This report presents the research findings from a joint China and EU project on New Skills for New Jobs in the context of the crisis and its impact on vulnerable groups.
Many sectors with existing structural problems have suffered severely from the economic crisis. Strategies have been put in place in China and the EU to support vulnerable groups to facilitate their reintegration into the labour market. As recovery kicks in, both China and the EU share a common interest in upskilling the workforce as a means to allow productivity growth and sustainable economic development.
In the long term, China and the EU both face challenges linked to climate change. In the proposed growth sectors, the movement towards a low carbon economy is expected to transform jobs and skills demand and introduce new skills and occupational profiles. The number of green jobs anticipated in China and the EU is significant, but the shortage of ‘green talent’ is a problem that needs to be addressed.
There are also similarities in the demographic challenges faced by China and the EU. In both cases the population is ageing, with ageing even more advanced in China than the EU.

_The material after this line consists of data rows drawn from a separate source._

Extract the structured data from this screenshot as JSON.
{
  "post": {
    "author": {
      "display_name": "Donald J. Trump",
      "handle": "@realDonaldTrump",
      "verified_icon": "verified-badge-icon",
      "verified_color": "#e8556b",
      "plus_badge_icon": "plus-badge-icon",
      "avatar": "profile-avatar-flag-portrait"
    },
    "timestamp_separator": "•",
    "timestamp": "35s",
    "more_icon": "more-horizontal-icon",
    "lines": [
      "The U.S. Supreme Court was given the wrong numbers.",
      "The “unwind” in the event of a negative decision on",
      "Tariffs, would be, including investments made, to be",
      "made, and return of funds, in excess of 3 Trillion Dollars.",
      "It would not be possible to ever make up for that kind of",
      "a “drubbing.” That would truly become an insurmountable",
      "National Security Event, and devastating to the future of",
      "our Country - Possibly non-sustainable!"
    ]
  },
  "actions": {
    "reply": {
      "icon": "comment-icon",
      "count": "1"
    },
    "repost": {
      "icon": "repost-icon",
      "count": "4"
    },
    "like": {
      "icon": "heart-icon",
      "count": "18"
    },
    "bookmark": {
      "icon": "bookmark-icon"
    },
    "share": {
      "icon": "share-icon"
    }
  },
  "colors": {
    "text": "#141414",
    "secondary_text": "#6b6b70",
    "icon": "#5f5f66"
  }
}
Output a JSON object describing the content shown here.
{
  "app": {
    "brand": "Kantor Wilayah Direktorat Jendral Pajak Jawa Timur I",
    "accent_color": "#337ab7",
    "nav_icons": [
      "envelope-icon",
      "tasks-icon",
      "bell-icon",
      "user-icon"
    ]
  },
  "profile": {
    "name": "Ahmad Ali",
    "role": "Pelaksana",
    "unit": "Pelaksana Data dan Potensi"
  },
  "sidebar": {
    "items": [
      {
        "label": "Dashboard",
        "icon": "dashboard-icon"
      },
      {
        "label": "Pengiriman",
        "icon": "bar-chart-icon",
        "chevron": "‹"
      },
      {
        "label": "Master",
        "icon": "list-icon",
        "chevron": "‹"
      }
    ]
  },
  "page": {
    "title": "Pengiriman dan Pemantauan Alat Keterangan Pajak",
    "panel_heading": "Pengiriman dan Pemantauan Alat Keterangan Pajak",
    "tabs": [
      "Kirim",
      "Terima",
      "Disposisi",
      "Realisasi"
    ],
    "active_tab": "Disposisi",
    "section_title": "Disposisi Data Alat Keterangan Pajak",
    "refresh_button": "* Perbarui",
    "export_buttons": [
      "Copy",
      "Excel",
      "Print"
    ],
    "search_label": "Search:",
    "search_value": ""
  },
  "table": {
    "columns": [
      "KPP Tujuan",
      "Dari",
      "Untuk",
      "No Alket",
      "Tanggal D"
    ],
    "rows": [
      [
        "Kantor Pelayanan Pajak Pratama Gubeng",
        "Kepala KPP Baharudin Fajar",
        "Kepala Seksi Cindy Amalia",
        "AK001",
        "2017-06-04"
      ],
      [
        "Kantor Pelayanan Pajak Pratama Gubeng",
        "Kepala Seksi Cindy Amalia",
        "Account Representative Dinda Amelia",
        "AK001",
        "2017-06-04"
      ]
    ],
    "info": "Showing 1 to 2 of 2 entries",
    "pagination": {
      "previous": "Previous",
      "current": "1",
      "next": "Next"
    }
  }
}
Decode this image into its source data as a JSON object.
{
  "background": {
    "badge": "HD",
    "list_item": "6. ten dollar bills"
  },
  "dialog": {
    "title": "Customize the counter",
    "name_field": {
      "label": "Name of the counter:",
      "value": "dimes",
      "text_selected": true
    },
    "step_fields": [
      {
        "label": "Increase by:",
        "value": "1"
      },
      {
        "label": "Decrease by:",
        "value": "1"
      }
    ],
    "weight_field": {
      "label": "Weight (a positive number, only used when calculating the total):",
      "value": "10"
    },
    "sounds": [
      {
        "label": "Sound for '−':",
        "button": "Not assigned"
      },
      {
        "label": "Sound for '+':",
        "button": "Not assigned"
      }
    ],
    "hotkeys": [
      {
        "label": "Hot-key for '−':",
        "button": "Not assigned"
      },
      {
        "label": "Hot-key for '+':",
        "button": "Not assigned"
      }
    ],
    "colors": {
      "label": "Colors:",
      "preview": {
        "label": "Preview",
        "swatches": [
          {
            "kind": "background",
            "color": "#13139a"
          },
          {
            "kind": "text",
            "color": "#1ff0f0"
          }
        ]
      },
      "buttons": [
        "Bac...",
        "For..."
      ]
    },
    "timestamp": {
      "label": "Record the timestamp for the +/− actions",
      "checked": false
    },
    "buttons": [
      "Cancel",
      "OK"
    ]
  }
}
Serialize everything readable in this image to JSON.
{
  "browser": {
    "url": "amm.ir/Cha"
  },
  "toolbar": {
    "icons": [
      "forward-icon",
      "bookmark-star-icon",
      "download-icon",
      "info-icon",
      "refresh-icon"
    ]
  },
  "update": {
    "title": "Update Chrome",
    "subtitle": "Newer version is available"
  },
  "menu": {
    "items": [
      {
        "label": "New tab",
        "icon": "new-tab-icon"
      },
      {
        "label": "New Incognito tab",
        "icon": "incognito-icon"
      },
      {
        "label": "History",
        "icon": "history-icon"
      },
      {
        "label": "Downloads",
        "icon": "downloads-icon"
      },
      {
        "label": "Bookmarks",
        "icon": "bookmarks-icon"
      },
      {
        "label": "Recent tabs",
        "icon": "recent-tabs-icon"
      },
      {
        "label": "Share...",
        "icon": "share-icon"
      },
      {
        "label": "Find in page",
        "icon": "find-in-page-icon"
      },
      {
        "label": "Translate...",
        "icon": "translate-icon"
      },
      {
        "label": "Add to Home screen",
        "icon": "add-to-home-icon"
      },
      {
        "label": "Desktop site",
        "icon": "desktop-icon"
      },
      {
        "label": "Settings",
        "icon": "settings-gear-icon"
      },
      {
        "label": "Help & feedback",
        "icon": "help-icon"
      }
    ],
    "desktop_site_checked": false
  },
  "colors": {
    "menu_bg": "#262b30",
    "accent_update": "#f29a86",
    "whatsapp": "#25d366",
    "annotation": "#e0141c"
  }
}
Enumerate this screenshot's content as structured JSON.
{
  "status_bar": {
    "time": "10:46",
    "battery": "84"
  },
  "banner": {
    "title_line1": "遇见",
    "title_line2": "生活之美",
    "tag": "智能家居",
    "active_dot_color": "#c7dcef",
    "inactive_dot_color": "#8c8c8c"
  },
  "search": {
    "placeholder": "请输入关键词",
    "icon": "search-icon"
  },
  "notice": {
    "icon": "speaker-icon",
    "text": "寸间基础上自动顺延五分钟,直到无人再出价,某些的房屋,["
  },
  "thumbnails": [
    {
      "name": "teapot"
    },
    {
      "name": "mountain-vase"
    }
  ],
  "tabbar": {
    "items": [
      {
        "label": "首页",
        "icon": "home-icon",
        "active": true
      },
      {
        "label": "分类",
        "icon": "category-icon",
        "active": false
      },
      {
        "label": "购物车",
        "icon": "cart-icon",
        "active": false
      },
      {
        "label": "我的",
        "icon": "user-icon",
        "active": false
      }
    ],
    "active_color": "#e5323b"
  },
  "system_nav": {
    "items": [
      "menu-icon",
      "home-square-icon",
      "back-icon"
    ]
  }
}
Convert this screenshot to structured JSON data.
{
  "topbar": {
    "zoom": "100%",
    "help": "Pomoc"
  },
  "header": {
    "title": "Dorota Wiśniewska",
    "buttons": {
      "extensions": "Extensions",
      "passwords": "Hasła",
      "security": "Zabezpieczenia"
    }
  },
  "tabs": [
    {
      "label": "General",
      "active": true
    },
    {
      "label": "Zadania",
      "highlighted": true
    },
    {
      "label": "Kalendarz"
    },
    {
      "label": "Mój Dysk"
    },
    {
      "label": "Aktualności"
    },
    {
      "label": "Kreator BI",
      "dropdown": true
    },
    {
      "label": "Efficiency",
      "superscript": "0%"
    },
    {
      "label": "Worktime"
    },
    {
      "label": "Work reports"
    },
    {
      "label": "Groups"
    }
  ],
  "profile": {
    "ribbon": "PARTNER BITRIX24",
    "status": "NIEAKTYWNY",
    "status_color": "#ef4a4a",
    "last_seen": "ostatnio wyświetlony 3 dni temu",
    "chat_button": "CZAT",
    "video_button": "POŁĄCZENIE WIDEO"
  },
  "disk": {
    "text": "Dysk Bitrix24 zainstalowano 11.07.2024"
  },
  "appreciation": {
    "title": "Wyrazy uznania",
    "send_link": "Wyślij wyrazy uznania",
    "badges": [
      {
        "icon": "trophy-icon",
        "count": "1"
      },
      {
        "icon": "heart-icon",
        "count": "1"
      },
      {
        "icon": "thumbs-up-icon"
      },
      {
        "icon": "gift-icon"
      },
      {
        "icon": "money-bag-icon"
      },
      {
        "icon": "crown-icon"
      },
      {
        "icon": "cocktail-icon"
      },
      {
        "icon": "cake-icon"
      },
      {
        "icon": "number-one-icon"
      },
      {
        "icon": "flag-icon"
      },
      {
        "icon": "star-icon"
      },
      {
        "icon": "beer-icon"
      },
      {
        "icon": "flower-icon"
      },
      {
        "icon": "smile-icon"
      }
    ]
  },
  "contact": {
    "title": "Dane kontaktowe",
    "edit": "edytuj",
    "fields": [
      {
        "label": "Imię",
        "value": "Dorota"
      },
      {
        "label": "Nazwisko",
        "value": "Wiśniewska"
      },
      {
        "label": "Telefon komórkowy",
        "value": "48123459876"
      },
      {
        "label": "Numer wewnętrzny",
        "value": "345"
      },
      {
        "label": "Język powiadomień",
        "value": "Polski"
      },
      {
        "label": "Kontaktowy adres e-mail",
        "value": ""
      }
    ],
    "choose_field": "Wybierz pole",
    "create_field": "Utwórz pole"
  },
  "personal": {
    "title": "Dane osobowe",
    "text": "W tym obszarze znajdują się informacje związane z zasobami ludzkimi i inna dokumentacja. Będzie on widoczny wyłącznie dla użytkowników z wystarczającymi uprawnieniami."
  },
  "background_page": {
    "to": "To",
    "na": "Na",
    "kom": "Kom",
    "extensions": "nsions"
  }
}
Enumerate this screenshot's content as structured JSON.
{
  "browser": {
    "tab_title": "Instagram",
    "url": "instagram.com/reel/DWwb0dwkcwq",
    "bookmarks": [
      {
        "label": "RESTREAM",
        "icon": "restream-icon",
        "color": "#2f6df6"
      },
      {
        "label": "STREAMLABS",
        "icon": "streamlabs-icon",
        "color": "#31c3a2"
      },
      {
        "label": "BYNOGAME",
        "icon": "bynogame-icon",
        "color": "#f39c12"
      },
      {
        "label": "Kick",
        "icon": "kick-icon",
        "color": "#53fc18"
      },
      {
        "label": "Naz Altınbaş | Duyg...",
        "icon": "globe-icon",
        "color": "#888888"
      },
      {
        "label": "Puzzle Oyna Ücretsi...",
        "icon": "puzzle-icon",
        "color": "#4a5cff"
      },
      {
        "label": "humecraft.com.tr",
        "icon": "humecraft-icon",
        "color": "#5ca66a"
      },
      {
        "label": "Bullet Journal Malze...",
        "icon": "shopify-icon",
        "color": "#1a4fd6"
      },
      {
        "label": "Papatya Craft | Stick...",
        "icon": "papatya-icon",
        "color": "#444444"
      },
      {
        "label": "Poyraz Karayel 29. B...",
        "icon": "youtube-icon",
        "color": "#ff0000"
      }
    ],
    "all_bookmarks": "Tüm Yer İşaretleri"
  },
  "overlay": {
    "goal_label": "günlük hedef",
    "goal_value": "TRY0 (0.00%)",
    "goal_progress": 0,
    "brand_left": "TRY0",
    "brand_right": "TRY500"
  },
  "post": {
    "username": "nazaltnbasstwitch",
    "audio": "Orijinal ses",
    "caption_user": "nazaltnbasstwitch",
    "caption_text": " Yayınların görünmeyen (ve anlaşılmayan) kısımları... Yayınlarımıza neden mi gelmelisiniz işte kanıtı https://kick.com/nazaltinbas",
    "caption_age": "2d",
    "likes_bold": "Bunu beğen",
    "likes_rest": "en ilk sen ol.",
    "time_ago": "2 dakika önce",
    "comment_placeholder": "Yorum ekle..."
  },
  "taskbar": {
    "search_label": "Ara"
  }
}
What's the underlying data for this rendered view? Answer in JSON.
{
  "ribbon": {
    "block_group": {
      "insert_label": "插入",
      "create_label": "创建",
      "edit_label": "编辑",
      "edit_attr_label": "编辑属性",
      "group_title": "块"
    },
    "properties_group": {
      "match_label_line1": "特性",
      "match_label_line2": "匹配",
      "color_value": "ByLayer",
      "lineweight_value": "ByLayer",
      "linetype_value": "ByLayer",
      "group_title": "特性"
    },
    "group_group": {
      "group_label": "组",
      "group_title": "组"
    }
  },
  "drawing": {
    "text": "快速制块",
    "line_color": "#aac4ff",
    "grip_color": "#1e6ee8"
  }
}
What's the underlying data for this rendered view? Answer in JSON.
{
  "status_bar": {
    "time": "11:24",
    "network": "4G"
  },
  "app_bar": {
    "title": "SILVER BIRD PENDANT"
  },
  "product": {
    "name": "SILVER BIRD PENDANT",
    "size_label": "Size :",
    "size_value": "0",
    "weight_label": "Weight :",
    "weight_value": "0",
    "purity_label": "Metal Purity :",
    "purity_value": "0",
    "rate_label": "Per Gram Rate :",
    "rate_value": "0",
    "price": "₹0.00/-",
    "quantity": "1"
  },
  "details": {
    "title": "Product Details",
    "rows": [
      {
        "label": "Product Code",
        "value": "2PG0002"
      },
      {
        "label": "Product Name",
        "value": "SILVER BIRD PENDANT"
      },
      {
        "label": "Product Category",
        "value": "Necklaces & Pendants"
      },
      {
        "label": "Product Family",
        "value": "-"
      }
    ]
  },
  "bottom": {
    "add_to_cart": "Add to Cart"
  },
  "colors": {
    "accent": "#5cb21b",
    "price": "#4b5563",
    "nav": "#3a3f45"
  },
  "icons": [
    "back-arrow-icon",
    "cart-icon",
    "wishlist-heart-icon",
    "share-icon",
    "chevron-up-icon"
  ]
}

Both China and the EU share a common aim to upskill the labour force and recognise that the majority of those that need upskilling are already in work. It is a challenging task to ensure that individuals have access to and actually take up training and that the relevant stakeholders understand the need to provide accessible training to existing workers. In China, skills development is seen as a necessity for productivity growth given the erosion of low cost labour.
Furthermore, there is huge regional / country difference in the economic setup and performance within China and the EU respectively, which requires flexible policy making according to the different regional and country situations.